Here’s an example of the type of problem this can cause. During your Subordinate Unit Inspection, when the IG reviews the dates of your safety down day — required to be held in February or March — and you held the event in April, you just got the wing dinged for a ‘No” on their tab. The hard thing is you did the training, you just missed the deadline. So, we don’t get credit. As part of the culture of compliance, a vital component of mission readiness and effectiveness is that we must get into the habit of dotting our “i’s” and crossing our “t’s.” Let’s all make meeting deadlines part of how we do our job.
C/Col. Justin Desrosiers of Delaware Wing was presented with his Spaatz Award by CAP Commander Maj. Gen. Vazquez at the annual Spaatz Award Dinner in Arlington, Virginia. Congratulations to the NCWG's newest Spaatz cadet, C/Col. James Barrow of NC-048. He is the fourth sibling in his family to earn the General Carl A. Spaatz award. Barrow passed all of the elements of the Spaatz exam on his first try. He currently attends North Carolina State University and is graduating in May 2017.
CAP, a New Fashion Icon
Let me close with something that is, well a little unusual but lighthearted. I was sent a link to an article about the latest fashion craze in Japan. It seems that Civil Air Patrol “gear” and fashion adorned with our patches and logo are “in”! Imagine that! So next time someone gives you a hard time about your uniform, you can truly say you are ahead of the fashion curve…. in Japan, anyway. Link:
Check out the fourth set of pictures as you scroll down, and you will see most of the wings in the MER on the back of this jacket.
Virginia Wing/Middle East Region Conference
I hope to see many of you next weekend at the conference.

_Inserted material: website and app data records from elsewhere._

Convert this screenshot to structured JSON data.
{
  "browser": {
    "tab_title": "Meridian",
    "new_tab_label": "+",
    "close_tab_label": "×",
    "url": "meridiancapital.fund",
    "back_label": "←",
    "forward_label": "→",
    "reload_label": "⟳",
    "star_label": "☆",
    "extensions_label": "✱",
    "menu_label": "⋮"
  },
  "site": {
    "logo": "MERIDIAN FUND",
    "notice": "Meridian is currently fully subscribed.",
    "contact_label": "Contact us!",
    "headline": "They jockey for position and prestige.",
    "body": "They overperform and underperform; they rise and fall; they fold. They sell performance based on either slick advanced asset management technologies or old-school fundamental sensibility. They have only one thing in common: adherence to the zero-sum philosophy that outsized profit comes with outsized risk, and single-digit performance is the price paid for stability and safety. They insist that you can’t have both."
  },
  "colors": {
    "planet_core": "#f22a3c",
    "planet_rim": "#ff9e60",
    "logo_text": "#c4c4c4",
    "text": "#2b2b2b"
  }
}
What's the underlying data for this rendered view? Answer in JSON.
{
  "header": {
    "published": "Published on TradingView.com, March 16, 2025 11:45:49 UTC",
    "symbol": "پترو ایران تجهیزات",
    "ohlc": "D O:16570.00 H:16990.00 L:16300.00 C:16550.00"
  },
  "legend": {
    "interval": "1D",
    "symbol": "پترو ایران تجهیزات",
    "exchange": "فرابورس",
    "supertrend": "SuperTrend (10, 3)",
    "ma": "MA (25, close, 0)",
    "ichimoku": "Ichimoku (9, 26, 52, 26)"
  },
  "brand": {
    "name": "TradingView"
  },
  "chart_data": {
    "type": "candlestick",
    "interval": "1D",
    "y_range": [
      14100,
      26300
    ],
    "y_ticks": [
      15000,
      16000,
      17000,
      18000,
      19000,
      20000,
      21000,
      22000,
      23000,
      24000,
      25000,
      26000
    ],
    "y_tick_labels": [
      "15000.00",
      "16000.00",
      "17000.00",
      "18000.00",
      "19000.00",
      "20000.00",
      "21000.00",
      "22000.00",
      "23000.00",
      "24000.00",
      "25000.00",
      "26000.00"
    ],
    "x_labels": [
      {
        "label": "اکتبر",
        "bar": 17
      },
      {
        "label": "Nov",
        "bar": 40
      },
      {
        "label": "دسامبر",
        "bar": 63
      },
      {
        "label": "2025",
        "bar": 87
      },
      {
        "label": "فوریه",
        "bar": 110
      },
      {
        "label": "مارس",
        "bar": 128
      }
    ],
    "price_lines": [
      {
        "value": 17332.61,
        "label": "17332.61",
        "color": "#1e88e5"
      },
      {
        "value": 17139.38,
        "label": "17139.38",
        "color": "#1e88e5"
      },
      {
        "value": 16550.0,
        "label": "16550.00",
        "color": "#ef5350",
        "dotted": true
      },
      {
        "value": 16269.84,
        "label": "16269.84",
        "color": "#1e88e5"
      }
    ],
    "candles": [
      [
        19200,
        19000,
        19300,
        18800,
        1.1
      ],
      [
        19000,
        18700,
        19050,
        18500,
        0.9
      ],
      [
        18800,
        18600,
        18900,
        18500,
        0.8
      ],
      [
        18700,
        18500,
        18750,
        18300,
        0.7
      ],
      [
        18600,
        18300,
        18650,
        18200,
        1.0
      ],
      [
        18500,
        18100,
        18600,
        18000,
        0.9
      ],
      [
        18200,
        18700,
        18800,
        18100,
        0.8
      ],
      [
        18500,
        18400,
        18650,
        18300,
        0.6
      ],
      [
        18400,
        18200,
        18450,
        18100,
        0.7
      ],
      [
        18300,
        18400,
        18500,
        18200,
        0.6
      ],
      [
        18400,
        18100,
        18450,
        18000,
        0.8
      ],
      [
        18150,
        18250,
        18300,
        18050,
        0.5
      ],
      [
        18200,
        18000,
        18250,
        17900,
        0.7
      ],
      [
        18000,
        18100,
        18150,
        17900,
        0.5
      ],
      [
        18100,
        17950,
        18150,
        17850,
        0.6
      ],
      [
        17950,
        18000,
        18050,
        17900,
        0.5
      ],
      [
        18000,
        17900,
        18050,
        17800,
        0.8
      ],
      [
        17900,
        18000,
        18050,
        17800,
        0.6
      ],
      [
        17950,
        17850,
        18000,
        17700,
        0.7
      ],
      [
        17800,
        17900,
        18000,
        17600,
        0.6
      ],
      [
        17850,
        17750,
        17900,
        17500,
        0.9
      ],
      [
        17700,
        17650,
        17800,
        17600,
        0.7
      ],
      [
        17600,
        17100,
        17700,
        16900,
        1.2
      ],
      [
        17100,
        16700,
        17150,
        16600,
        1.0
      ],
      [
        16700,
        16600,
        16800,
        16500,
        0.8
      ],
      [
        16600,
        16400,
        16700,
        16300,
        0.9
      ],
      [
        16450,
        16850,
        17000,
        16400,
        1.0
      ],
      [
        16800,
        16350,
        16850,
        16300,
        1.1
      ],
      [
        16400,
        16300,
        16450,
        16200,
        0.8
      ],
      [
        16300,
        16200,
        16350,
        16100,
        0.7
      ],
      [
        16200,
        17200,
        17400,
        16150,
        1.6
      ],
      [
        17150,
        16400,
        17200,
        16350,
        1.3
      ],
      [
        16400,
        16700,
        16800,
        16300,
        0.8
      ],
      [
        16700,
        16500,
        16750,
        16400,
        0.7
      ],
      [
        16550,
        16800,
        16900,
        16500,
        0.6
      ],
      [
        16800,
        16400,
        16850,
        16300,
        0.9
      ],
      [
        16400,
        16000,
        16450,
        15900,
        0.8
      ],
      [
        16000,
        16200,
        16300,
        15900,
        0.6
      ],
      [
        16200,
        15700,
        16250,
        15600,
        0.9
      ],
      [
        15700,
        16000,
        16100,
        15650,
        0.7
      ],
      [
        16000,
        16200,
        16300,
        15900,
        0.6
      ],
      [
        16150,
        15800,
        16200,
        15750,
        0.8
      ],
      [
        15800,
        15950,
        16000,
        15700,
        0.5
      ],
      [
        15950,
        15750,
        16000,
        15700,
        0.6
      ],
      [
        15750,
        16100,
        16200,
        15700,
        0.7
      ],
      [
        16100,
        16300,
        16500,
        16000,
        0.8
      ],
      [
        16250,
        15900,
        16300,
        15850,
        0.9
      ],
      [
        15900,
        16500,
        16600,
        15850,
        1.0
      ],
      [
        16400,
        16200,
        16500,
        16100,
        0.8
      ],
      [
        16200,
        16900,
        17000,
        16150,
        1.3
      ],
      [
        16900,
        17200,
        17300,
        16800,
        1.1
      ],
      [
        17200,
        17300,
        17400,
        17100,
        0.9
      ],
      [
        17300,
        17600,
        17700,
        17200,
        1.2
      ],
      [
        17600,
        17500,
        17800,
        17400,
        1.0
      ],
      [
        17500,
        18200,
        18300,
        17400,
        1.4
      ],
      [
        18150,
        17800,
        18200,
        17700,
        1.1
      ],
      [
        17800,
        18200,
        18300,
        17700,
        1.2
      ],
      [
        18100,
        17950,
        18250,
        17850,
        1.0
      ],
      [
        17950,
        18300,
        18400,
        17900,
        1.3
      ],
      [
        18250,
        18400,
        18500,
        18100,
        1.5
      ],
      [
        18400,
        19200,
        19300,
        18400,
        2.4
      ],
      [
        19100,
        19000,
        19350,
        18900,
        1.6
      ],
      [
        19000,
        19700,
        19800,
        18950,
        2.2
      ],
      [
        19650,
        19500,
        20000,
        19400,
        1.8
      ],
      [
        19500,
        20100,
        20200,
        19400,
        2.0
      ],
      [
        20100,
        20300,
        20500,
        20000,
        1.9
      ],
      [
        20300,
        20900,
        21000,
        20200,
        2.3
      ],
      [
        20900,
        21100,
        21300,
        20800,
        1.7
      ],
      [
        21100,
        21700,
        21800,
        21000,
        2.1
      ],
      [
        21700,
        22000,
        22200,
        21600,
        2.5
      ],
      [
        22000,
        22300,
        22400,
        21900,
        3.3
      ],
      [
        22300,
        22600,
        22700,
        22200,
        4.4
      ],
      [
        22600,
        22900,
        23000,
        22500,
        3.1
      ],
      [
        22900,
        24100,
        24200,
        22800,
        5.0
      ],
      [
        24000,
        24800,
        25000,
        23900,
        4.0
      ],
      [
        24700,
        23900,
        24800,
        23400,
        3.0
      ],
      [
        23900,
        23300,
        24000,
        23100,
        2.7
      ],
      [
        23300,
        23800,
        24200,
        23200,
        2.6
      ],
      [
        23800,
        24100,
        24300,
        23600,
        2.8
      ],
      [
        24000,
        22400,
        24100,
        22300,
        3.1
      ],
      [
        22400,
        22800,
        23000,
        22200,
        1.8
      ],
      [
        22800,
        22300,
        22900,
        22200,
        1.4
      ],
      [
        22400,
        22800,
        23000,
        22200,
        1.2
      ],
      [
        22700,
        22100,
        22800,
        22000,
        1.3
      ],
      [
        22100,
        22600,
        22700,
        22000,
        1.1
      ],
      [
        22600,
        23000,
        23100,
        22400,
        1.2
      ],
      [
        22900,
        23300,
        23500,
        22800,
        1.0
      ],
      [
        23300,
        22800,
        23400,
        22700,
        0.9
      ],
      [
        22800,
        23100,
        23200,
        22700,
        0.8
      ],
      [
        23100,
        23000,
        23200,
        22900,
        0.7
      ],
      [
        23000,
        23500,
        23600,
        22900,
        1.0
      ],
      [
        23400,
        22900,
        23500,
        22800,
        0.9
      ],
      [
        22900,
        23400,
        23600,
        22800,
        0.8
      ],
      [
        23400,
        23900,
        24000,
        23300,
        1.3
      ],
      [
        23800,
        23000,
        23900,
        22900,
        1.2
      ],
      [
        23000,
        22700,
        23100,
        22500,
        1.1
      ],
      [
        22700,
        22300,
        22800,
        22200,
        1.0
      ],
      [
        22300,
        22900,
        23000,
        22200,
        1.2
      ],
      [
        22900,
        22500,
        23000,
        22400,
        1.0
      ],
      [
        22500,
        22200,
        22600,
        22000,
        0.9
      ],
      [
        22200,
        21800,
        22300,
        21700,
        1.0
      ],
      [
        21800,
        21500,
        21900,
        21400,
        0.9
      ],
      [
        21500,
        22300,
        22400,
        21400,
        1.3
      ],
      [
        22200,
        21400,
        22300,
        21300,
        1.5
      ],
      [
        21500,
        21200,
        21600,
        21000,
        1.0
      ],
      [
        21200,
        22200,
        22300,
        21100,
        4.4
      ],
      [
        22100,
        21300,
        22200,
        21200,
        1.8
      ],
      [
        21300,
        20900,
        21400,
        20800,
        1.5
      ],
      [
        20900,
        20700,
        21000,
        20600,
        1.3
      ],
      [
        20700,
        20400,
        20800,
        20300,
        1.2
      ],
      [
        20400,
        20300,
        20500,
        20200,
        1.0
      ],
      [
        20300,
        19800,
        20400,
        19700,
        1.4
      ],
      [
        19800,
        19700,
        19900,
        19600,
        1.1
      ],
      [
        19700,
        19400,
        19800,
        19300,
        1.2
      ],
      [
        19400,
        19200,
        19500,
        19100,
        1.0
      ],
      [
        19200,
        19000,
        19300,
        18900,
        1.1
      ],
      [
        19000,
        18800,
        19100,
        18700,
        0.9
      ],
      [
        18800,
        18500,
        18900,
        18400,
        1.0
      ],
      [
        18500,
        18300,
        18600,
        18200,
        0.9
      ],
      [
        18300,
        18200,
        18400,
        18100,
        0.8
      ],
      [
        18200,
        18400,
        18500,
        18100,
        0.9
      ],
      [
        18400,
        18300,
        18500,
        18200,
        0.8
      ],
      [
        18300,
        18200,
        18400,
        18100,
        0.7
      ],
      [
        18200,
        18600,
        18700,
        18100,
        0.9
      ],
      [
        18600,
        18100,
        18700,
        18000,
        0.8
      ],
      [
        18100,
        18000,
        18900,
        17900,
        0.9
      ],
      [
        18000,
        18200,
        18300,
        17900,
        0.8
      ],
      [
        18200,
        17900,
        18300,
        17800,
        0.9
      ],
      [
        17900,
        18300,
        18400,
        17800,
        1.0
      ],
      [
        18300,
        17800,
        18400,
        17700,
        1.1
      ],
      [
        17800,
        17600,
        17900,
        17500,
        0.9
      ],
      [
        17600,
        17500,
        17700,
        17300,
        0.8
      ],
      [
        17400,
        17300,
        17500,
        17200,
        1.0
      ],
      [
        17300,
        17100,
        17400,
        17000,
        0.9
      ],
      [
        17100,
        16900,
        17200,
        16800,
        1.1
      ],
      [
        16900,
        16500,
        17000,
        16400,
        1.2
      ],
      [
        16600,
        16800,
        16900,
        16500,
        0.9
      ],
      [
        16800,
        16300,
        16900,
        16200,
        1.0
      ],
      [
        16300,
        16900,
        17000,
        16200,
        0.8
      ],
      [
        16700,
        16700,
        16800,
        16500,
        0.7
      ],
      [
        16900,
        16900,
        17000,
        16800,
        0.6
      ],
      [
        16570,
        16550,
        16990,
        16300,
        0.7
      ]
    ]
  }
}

It’s not too late to attend. The conference is April 7–9 in Charlottesville, VA. Sign up here: http://bit.ly/2j6zWpi. Make sure you come up and introduce